October 14, 2016
The Slow Show: “silence is the loudest noise you can possibly have in music”
Text Nadja Röggla
Photography Mirja Kofler
How would you describe The Slow Show to someone who never heard about you?
That’s always a difficult task. Maybe something along the lines of cinematic rock with a touch of Americana and plenty of understated emotion.
Recently you released your new Album “Dream Darling”. How does it compare with “White Water”?
To us it feels less dark than White Water. Even though the themes can be seen as sad, mainly heartbreak and loss, the emphasis is on change, and mostly change for something better. Some songs feel more euphoric and cathartic to us than sad.
During the origination process of ‘Dream Darling‘ some of you went through different changes. Would you say that instability and the lack security were source of inspiration?
Certainly. It’s been an eventful year for most of us. I wouldn’t say it resulted in insecurity. It is more a sense that we feel we’ve aged quite a lot in a short space of time, we feel more emotionally mature. But as a result we are more determined and perhaps experienced to turn things around and into something positive.
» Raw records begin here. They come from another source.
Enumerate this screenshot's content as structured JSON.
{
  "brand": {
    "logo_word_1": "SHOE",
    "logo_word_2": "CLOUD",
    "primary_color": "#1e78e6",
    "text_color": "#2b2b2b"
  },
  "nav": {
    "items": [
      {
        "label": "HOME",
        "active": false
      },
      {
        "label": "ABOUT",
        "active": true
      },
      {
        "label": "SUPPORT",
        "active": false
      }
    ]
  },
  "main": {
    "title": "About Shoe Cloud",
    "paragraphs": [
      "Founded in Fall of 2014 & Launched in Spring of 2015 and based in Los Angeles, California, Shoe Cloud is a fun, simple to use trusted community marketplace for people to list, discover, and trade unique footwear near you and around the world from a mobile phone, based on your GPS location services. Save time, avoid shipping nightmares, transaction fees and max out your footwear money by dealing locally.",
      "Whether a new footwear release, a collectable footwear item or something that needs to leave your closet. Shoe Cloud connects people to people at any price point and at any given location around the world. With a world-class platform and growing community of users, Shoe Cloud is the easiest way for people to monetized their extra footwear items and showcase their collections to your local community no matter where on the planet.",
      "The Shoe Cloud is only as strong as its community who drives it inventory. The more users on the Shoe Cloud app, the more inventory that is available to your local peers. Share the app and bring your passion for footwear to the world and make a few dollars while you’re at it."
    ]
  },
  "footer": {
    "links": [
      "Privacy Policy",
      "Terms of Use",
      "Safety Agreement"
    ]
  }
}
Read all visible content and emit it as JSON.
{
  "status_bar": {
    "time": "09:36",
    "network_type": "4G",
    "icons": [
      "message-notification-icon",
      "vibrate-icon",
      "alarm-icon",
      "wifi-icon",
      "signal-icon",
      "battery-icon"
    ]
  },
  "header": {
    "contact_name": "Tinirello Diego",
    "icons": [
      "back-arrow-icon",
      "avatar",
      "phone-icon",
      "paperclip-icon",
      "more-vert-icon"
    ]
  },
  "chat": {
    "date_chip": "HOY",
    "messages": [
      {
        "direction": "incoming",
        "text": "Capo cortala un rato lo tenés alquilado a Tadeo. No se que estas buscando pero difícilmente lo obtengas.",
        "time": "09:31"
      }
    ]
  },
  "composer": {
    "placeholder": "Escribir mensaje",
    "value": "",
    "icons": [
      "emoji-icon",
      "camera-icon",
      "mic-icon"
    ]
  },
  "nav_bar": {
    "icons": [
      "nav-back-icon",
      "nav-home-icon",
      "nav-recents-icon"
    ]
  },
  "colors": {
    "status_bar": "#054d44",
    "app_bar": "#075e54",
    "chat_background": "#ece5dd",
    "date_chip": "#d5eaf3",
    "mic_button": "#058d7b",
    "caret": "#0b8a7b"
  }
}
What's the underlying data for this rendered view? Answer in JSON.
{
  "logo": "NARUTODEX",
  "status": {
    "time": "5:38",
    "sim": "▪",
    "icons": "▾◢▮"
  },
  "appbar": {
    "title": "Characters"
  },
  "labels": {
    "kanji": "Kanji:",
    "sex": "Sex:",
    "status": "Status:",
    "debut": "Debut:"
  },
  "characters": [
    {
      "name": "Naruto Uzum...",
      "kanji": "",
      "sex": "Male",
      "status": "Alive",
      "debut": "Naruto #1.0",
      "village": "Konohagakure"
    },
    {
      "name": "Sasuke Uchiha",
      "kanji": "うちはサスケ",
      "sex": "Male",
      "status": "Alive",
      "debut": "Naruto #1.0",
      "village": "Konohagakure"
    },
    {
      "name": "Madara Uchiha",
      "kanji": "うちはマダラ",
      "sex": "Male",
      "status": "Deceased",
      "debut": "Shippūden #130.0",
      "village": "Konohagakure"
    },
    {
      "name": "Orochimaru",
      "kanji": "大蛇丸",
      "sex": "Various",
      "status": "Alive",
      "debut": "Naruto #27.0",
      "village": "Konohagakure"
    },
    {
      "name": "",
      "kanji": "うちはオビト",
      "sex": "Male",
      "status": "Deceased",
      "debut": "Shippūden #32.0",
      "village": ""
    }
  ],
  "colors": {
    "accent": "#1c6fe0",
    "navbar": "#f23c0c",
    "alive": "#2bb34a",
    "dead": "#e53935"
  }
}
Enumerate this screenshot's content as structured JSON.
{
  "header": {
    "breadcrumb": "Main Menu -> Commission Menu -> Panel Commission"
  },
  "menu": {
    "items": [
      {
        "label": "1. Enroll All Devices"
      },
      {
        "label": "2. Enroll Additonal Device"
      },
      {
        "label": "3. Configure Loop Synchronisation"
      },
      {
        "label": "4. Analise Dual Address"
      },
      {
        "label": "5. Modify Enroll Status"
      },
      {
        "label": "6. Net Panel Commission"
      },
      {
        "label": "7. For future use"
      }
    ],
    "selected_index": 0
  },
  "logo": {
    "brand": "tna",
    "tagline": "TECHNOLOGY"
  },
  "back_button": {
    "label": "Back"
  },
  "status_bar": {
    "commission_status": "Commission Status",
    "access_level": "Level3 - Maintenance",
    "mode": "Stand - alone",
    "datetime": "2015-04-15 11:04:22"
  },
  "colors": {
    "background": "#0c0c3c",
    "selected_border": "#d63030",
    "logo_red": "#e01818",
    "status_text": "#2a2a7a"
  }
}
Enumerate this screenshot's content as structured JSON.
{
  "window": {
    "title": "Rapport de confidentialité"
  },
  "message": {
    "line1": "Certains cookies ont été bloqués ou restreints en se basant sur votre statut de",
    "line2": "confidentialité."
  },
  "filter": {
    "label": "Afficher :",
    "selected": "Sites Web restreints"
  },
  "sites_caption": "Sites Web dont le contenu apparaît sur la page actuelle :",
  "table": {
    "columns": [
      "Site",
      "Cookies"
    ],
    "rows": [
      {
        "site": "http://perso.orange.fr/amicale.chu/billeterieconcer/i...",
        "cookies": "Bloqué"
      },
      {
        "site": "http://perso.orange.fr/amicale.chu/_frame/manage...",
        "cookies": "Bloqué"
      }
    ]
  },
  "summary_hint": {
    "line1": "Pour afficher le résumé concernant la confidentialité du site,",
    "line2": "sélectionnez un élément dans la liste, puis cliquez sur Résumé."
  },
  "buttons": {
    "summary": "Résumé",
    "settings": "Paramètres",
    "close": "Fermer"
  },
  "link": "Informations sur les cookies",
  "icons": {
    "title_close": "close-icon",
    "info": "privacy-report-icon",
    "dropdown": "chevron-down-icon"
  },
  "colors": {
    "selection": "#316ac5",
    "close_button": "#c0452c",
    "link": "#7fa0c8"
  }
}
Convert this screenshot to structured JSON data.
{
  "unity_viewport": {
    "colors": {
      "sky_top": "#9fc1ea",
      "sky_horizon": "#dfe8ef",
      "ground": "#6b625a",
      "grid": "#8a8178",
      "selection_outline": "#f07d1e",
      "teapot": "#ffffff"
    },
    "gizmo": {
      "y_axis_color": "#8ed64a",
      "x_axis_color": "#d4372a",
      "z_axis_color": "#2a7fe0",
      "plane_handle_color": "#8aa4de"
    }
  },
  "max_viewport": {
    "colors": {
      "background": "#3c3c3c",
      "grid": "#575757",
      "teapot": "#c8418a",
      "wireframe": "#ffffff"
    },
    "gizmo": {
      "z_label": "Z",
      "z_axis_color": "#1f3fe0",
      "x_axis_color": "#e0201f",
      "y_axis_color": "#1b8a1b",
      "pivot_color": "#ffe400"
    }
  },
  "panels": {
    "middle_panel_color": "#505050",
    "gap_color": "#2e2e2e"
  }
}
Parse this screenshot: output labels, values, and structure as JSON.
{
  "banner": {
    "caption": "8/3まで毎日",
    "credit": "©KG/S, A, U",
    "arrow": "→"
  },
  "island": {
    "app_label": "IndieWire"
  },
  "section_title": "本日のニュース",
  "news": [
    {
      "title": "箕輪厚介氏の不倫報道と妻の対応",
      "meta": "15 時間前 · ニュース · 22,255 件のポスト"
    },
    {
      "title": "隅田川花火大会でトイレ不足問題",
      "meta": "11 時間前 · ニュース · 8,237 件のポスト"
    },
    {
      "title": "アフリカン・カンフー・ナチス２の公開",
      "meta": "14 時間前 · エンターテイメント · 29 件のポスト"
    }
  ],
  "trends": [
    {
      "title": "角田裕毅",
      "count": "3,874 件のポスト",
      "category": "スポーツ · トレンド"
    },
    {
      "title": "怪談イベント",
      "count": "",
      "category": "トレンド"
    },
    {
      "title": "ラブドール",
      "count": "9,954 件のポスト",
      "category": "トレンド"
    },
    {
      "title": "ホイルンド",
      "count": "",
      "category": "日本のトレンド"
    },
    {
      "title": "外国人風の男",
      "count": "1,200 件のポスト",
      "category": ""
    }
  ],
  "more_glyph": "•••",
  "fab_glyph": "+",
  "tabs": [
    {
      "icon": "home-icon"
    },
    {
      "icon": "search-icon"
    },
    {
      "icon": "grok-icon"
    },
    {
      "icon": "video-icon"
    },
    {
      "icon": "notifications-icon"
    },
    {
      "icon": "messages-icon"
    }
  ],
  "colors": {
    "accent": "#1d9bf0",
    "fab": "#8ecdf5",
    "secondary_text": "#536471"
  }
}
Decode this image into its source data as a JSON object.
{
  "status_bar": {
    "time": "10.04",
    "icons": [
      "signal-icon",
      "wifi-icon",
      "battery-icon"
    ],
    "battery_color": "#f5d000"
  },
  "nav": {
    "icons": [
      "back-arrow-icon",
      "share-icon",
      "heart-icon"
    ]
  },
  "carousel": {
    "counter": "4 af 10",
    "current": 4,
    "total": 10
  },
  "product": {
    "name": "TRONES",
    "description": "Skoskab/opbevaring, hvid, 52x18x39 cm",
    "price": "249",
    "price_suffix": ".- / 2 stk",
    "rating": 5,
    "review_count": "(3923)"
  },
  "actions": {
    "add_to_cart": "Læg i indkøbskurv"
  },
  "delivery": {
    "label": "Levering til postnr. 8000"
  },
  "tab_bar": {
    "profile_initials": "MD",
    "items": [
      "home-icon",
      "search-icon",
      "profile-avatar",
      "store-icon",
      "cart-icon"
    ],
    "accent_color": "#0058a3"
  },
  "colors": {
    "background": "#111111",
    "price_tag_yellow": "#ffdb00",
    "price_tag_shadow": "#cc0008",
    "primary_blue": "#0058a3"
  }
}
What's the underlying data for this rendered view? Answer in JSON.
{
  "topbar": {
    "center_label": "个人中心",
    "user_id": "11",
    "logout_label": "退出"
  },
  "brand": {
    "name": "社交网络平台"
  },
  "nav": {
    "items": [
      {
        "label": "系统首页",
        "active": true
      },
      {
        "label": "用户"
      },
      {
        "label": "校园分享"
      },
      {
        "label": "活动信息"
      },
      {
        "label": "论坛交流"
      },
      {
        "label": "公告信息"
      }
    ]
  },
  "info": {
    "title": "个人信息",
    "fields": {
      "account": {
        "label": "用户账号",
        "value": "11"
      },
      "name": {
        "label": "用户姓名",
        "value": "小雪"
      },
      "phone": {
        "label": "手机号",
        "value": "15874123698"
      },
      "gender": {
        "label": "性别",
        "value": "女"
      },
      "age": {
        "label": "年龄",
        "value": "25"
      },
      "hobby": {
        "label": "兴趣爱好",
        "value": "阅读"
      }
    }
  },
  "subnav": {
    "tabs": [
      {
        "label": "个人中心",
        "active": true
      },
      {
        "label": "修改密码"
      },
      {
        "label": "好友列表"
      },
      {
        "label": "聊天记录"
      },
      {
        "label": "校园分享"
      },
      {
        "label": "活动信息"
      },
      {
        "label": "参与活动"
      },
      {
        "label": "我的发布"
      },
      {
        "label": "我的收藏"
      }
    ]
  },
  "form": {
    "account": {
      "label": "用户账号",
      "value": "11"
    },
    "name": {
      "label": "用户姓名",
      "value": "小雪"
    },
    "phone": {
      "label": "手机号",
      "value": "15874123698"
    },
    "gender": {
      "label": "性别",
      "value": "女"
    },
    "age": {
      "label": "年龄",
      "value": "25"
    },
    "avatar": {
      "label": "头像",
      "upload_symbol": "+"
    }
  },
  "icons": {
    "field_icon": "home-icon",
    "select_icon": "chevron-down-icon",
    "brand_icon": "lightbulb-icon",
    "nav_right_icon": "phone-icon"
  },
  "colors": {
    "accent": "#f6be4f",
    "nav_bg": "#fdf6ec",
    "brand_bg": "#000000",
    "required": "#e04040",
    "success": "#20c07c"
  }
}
Rob once you said “Silence is the loudest noise you can possibly have in music”. Why do you think it is important to create quiet moments during a concert?
Silence is very powerful. It creates anticipation, it draws the listener in. I think it makes the listener pay more attention as there are less distractions. It makes us feel like everyone is involved and almost on stage with us.
You played already on the Kaltern Pop Festival in 2015. How did you experience it? Do you like concerts with a small audience?
The setting is incredible. It’s a beautiful town in dramatic surroundings. We were lucky as we were able to spend almost three days in Kaltern. It was a welcome change from the hectic and rushed schedule we usually have on tour and at summer festivals.
With smaller audiences we like the fact that we’re much closer to them. It’s great to be more aware of how the audience experiences our show.
Photo: Mirja Kofler Photography for franzmagazine